- Fundings for ear treatment of the Aboriginal and Torres Strait Islander children can be achieved from the nongovernmental sectors as the CTG accelerates the progress of formal partnership arrangements through economic support. The formal partnership agreement under the CTG policy can help Deadly Kindies to ensure proper fundings to ensure quality treatment to children.
- Training of educators in the kindergarten program can be managed iteratively where the Deadly Kindies program can ensure ICT implementation in the kindergarten environment for proper training of educators and promote quality education for the children. Using graphics, pictures, and videos, the educators will communicate with the children having hearing problems and can ensure proper education to them.
Closingthegap. (2020). National Agreement On Closing The Gap. Retrieved 18 September 2021, from https://www.closingthegap.gov.au/sites/default/files/files/national-agreement-ctg.pdf
Deadlykindies. (2021). The Institute for Urban Indigenous Health. Retrieved 18 September 2021, from https://www.deadlykindies.com.au/about-us/
Dsdsatsip. (2018). Queensland Closing the Gap Report Card 2018. Retrieved 18 September 2021, from https://www.dsdsatsip.qld.gov.au/resources/dsdsatsip/work/atsip/reform-tracks-treaty/closing-gap/ctg-full-report.pdf
Health. (2021). Deadly Kids | Deadly Futures - Queensland’s Aboriginal and Torres Strait Islander Child Ear and Hearing Health Framework 2016-2026. Health policy assignment Retrieved 18 September 2021, from https://www.childrens.health.qld.gov.au/wp-content/uploads/PDF/deadly-ears/deadly-kids-futures-fw.pdf
Humanrights. (2021). Close the Gap: Indigenous Health Campaign | Australian Human Rights Commission. Retrieved 18 September 2021, from https://humanrights.gov.au/our-work/aboriginal-and-torres-strait-islander-social-justice/projects/close-gap-indigenous-health
Hurley, P., Noble, K., & Jackson, J. (2020). Australian investment in education: early childhood education and care.
Piscitelli, B., McLean, V., & Halliwell, G. (2017). Early childhood education in Australia. In Early Childhood Education in Asia and the Pacific (pp. 197-236). Routledge.
Purtill, T. (2018). The dystopia in the desert: the silent culture of Australia’s remotest Aboriginal communities. Australian Scholarly Publishing.
Ratcliff, S., Raymond, D., Miller, E., Davis, A., Sprange, D., & Eastwood, J. (2021). Development and enhancement of pathways created to Health and Social Care for clients in areas of family disadvantage in targeted Primary Schools in Sydney, Australia.
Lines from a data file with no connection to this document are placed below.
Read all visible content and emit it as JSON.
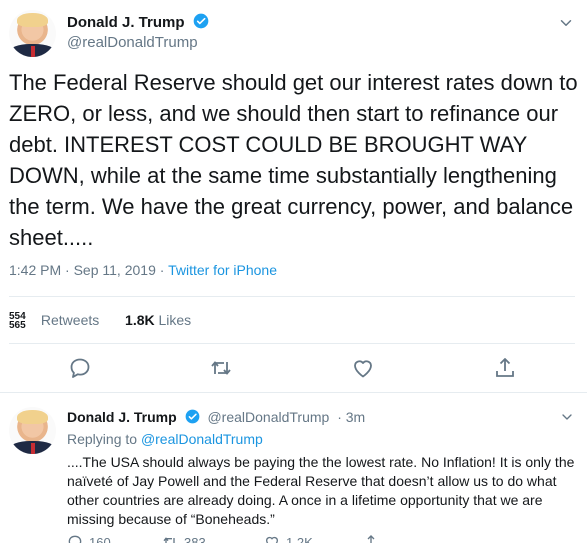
{
  "main_tweet": {
    "author_name": "Donald J. Trump",
    "handle": "@realDonaldTrump",
    "text": "The Federal Reserve should get our interest rates down to ZERO, or less, and we should then start to refinance our debt. INTEREST COST COULD BE BROUGHT WAY DOWN, while at the same time substantially lengthening the term. We have the great currency, power, and balance sheet.....",
    "time": "1:42 PM",
    "separator": " · ",
    "date": "Sep 11, 2019",
    "source": "Twitter for iPhone",
    "retweets_count_partial": "554\n565",
    "retweets_label": "Retweets",
    "likes_count": "1.8K",
    "likes_label": "Likes"
  },
  "reply_tweet": {
    "author_name": "Donald J. Trump",
    "handle": "@realDonaldTrump",
    "age": "· 3m",
    "replying_prefix": "Replying to",
    "replying_to": "@realDonaldTrump",
    "text": "....The USA should always be paying the the lowest rate. No Inflation! It is only the naïveté of Jay Powell and the Federal Reserve that doesn’t allow us to do what other countries are already doing. A once in a lifetime opportunity that we are missing because of “Boneheads.”",
    "reply_count": "160",
    "retweet_count": "383",
    "like_count": "1.2K"
  },
  "icons": {
    "verified": "verified-badge-icon",
    "caret": "chevron-down-icon",
    "reply": "reply-icon",
    "retweet": "retweet-icon",
    "like": "heart-icon",
    "share": "share-icon"
  },
  "colors": {
    "accent": "#1b95e0",
    "muted": "#657786",
    "text": "#14171a",
    "divider": "#e6ecf0"
  }
}
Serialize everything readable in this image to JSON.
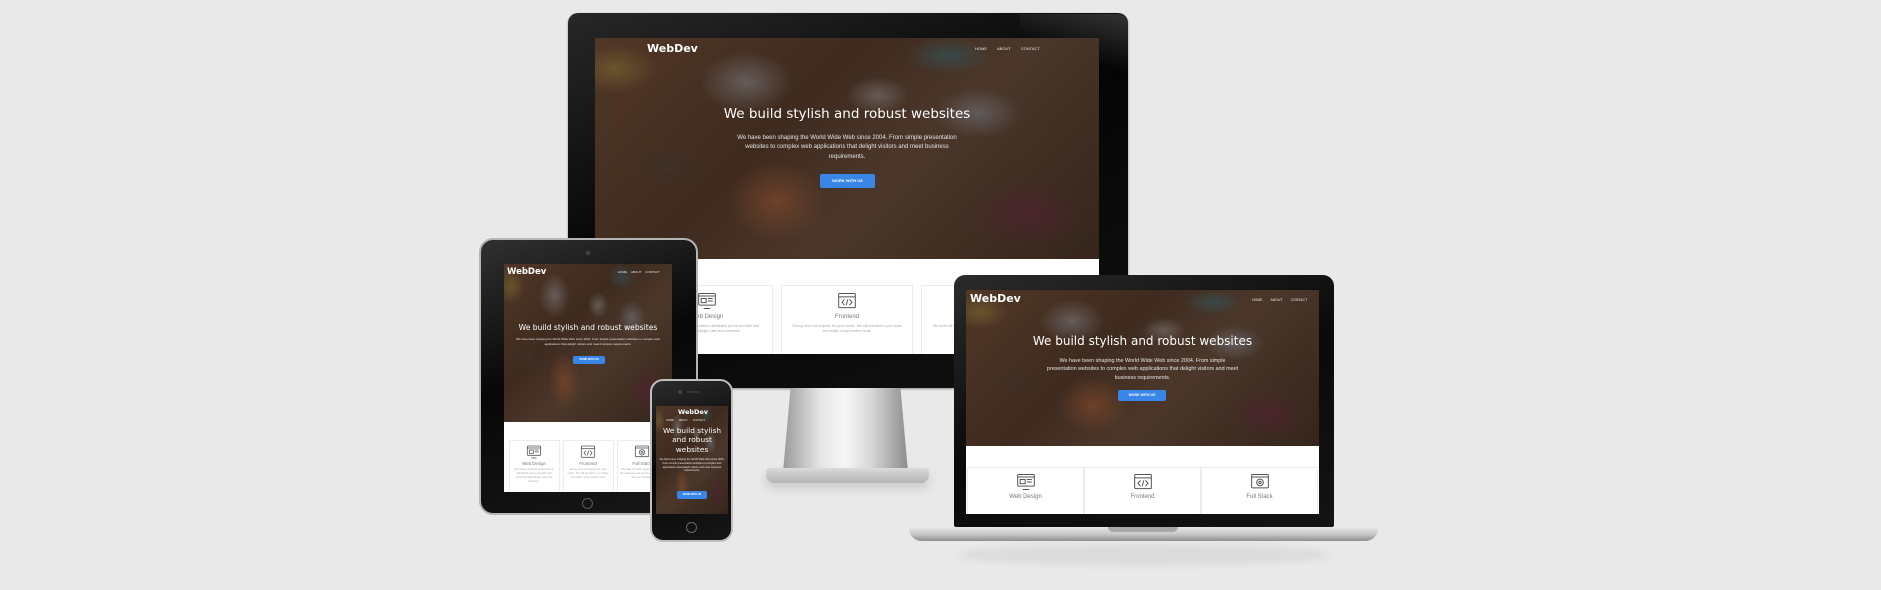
{
  "site": {
    "brand": "WebDev",
    "nav": [
      "HOME",
      "ABOUT",
      "CONTACT"
    ],
    "headline": "We build stylish and robust websites",
    "lead": "We have been shaping the World Wide Web since 2004. From simple presentation websites to complex web applications that delight visitors and meet business requirements.",
    "cta_label": "WORK WITH US",
    "services": [
      {
        "title": "Web Design",
        "icon": "web-design-icon",
        "text": "We create professional websites in affordable prices and with well structured web design rules and elements."
      },
      {
        "title": "Frontend",
        "icon": "code-window-icon",
        "text": "Strong front end experts for your needs. We will transform your ideas into reality using modern tools."
      },
      {
        "title": "Full Stack",
        "icon": "full-stack-icon",
        "text": "We build full stack applications, from the database and server all the way to the user interface."
      }
    ]
  },
  "colors": {
    "background": "#e9e9e9",
    "accent": "#3a86e8",
    "device_body": "#0b0b0b",
    "card_border": "#ececec"
  },
  "devices": [
    "desktop-monitor",
    "laptop",
    "tablet",
    "smartphone"
  ]
}
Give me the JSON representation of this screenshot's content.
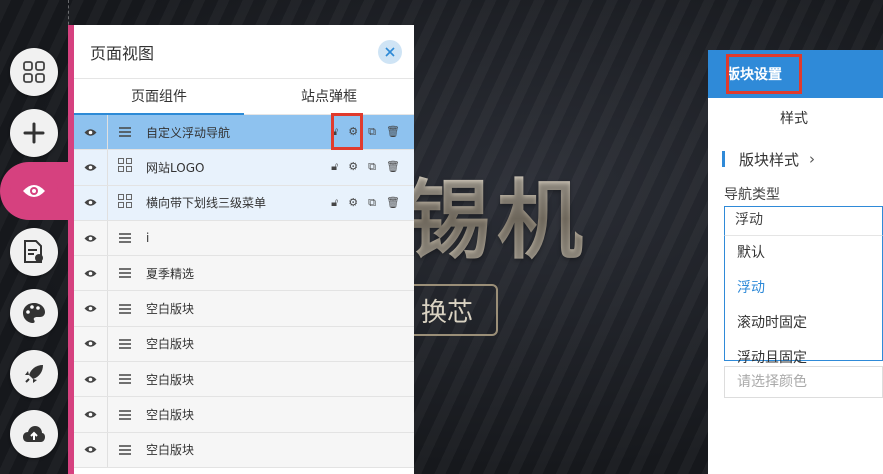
{
  "colors": {
    "accent": "#d6417f",
    "primary": "#2f8ad8",
    "highlight": "#e03a2c"
  },
  "hero": {
    "text": "锡机",
    "badge": "换芯"
  },
  "rail": [
    {
      "icon": "apps-grid-icon"
    },
    {
      "icon": "plus-icon"
    },
    {
      "icon": "eye-icon",
      "active": true
    },
    {
      "icon": "document-settings-icon"
    },
    {
      "icon": "palette-icon"
    },
    {
      "icon": "rocket-icon"
    },
    {
      "icon": "cloud-upload-icon"
    }
  ],
  "panel": {
    "title": "页面视图",
    "tabs": [
      "页面组件",
      "站点弹框"
    ],
    "rows": [
      {
        "label": "自定义浮动导航",
        "type": "menu",
        "state": "selected",
        "actions": true
      },
      {
        "label": "网站LOGO",
        "type": "grid",
        "state": "child",
        "actions": true
      },
      {
        "label": "横向带下划线三级菜单",
        "type": "grid",
        "state": "child",
        "actions": true
      },
      {
        "label": "i",
        "type": "menu"
      },
      {
        "label": "夏季精选",
        "type": "menu"
      },
      {
        "label": "空白版块",
        "type": "menu"
      },
      {
        "label": "空白版块",
        "type": "menu"
      },
      {
        "label": "空白版块",
        "type": "menu"
      },
      {
        "label": "空白版块",
        "type": "menu"
      },
      {
        "label": "空白版块",
        "type": "menu"
      }
    ]
  },
  "settings": {
    "title": "版块设置",
    "tab": "样式",
    "section": "版块样式",
    "nav_type_label": "导航类型",
    "nav_type_value": "浮动",
    "options": [
      "默认",
      "浮动",
      "滚动时固定",
      "浮动且固定"
    ],
    "selected_option": "浮动",
    "color_placeholder": "请选择颜色"
  }
}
International Journal of Integrated Care, 20(3).
Wasef, S., Wrobel, G., Wright, N., Wright, J. L., Adams, S., Kariwiga, J., ... & Westaway, M. C. (2021). A contextualised review of genomic evidence for gene flow events between Papuans and Indigenous Australians in Cape York, Queensland. Quaternary International.